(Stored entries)
──────
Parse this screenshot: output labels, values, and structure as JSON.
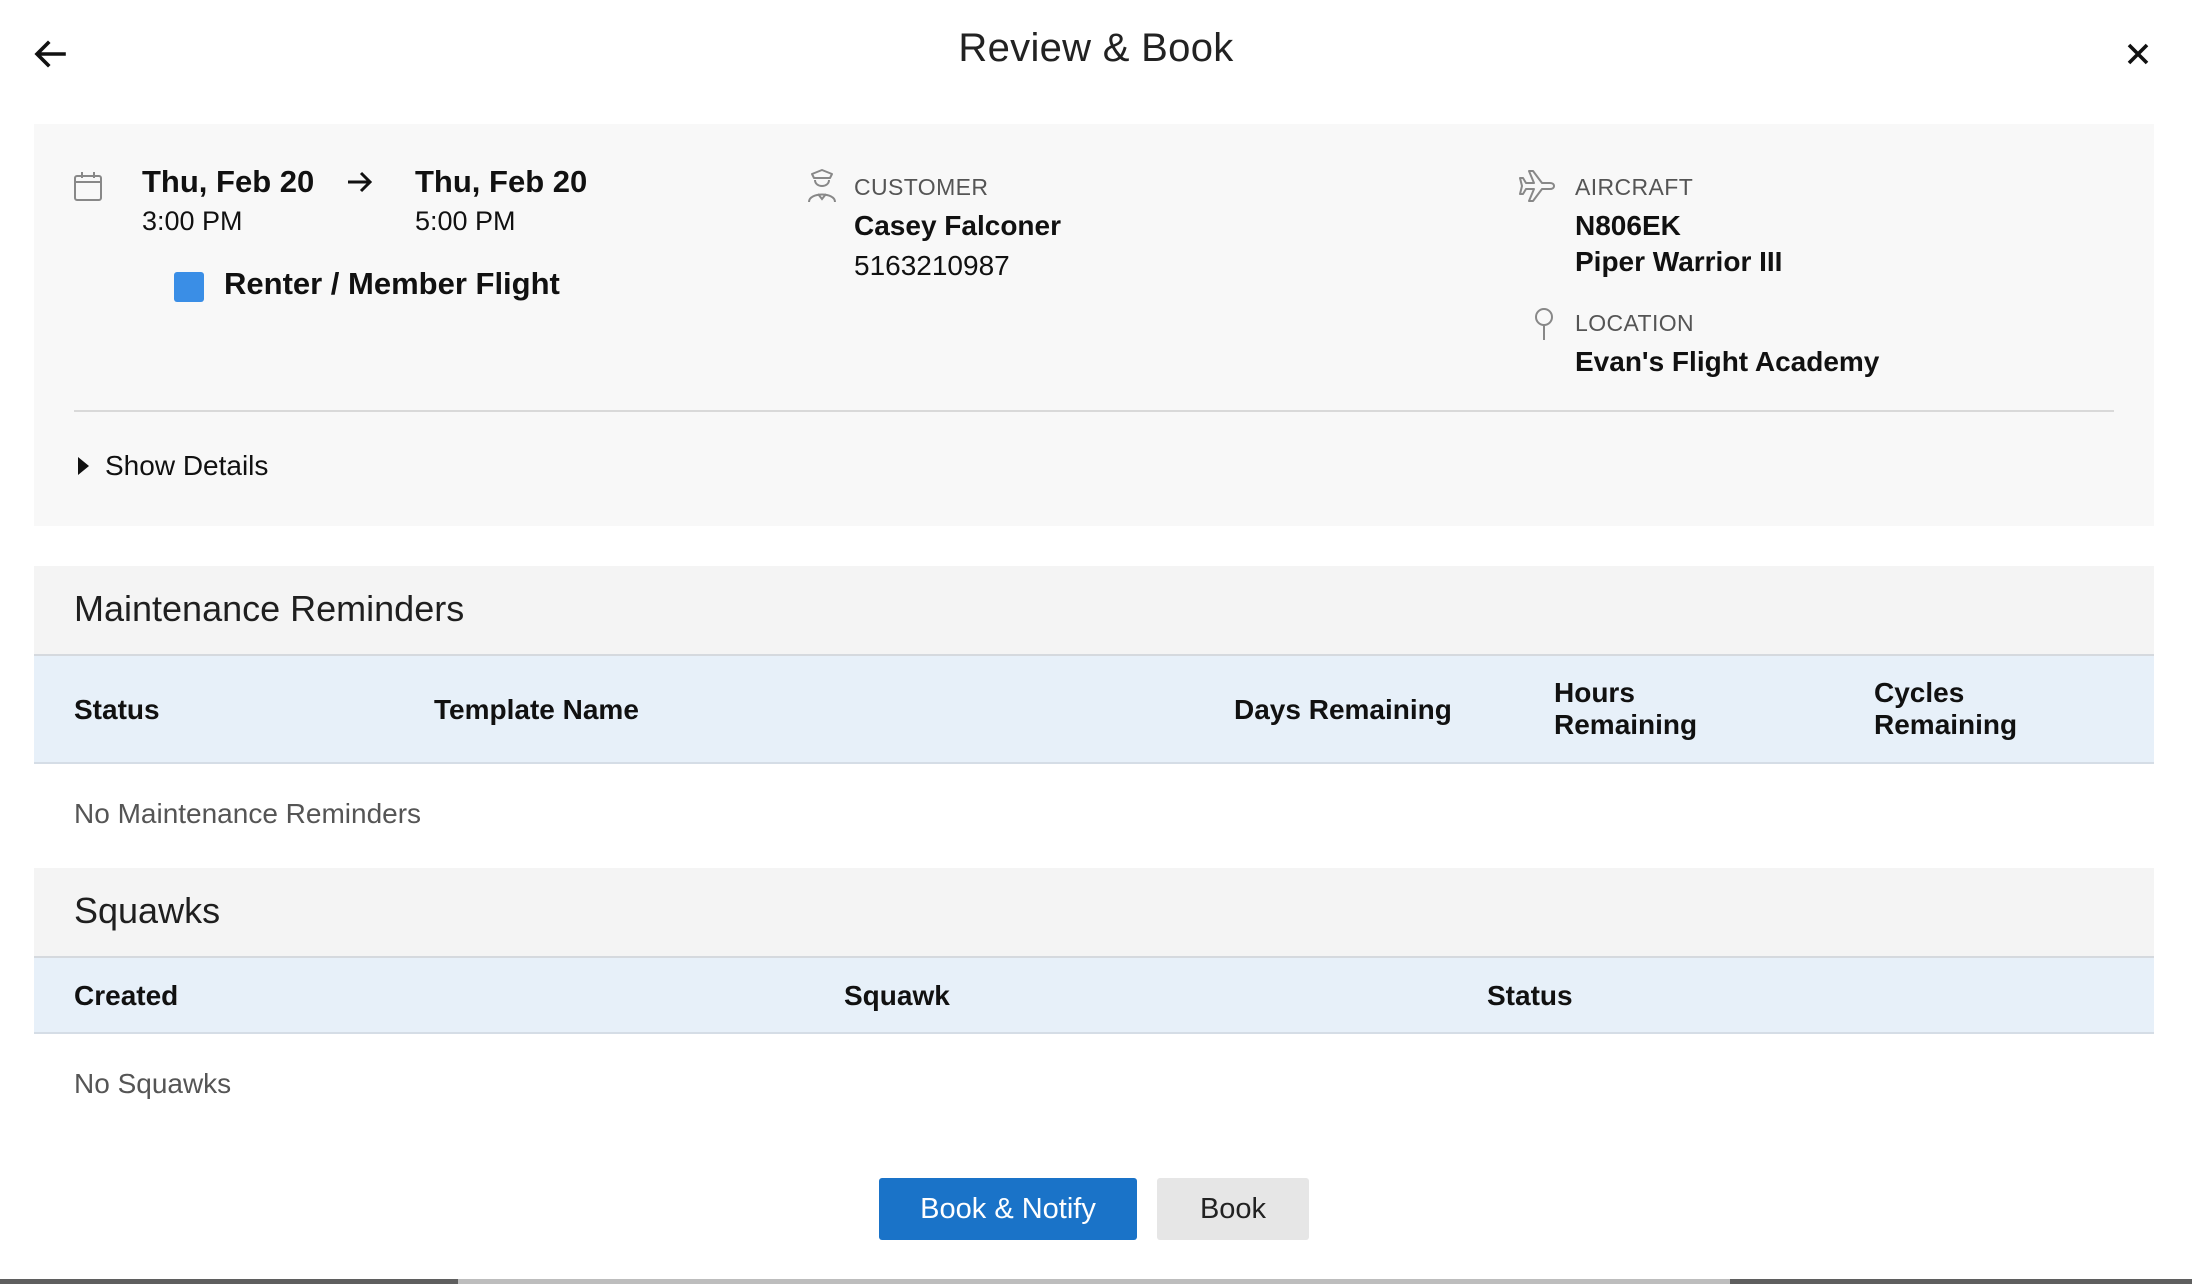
{
  "header": {
    "title": "Review & Book",
    "back_icon": "arrow-left-icon",
    "close_icon": "close-icon"
  },
  "booking": {
    "start_date": "Thu, Feb 20",
    "start_time": "3:00 PM",
    "end_date": "Thu, Feb 20",
    "end_time": "5:00 PM",
    "flight_type": "Renter / Member Flight",
    "flight_type_color": "#3a8ee6"
  },
  "customer": {
    "caption": "CUSTOMER",
    "name": "Casey Falconer",
    "phone": "5163210987"
  },
  "aircraft": {
    "caption": "AIRCRAFT",
    "tail": "N806EK",
    "model": "Piper Warrior III"
  },
  "location": {
    "caption": "LOCATION",
    "name": "Evan's Flight Academy"
  },
  "details_toggle": {
    "label": "Show Details"
  },
  "maintenance": {
    "title": "Maintenance Reminders",
    "columns": {
      "status": "Status",
      "template": "Template Name",
      "days": "Days Remaining",
      "hours_1": "Hours",
      "hours_2": "Remaining",
      "cycles_1": "Cycles",
      "cycles_2": "Remaining"
    },
    "empty": "No Maintenance Reminders"
  },
  "squawks": {
    "title": "Squawks",
    "columns": {
      "created": "Created",
      "squawk": "Squawk",
      "status": "Status"
    },
    "empty": "No Squawks"
  },
  "actions": {
    "book_notify": "Book & Notify",
    "book": "Book"
  },
  "colors": {
    "primary": "#1a73c8",
    "table_header_bg": "#e7f0f9",
    "section_bg": "#f4f4f4",
    "summary_bg": "#f8f8f8"
  }
}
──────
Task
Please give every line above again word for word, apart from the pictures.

Result
Parse this screenshot: output labels, values, and structure as JSON.
{
  "header": {
    "title": "Review & Book",
    "back_icon": "arrow-left-icon",
    "close_icon": "close-icon"
  },
  "booking": {
    "start_date": "Thu, Feb 20",
    "start_time": "3:00 PM",
    "end_date": "Thu, Feb 20",
    "end_time": "5:00 PM",
    "flight_type": "Renter / Member Flight",
    "flight_type_color": "#3a8ee6"
  },
  "customer": {
    "caption": "CUSTOMER",
    "name": "Casey Falconer",
    "phone": "5163210987"
  },
  "aircraft": {
    "caption": "AIRCRAFT",
    "tail": "N806EK",
    "model": "Piper Warrior III"
  },
  "location": {
    "caption": "LOCATION",
    "name": "Evan's Flight Academy"
  },
  "details_toggle": {
    "label": "Show Details"
  },
  "maintenance": {
    "title": "Maintenance Reminders",
    "columns": {
      "status": "Status",
      "template": "Template Name",
      "days": "Days Remaining",
      "hours_1": "Hours",
      "hours_2": "Remaining",
      "cycles_1": "Cycles",
      "cycles_2": "Remaining"
    },
    "empty": "No Maintenance Reminders"
  },
  "squawks": {
    "title": "Squawks",
    "columns": {
      "created": "Created",
      "squawk": "Squawk",
      "status": "Status"
    },
    "empty": "No Squawks"
  },
  "actions": {
    "book_notify": "Book & Notify",
    "book": "Book"
  },
  "colors": {
    "primary": "#1a73c8",
    "table_header_bg": "#e7f0f9",
    "section_bg": "#f4f4f4",
    "summary_bg": "#f8f8f8"
  }
}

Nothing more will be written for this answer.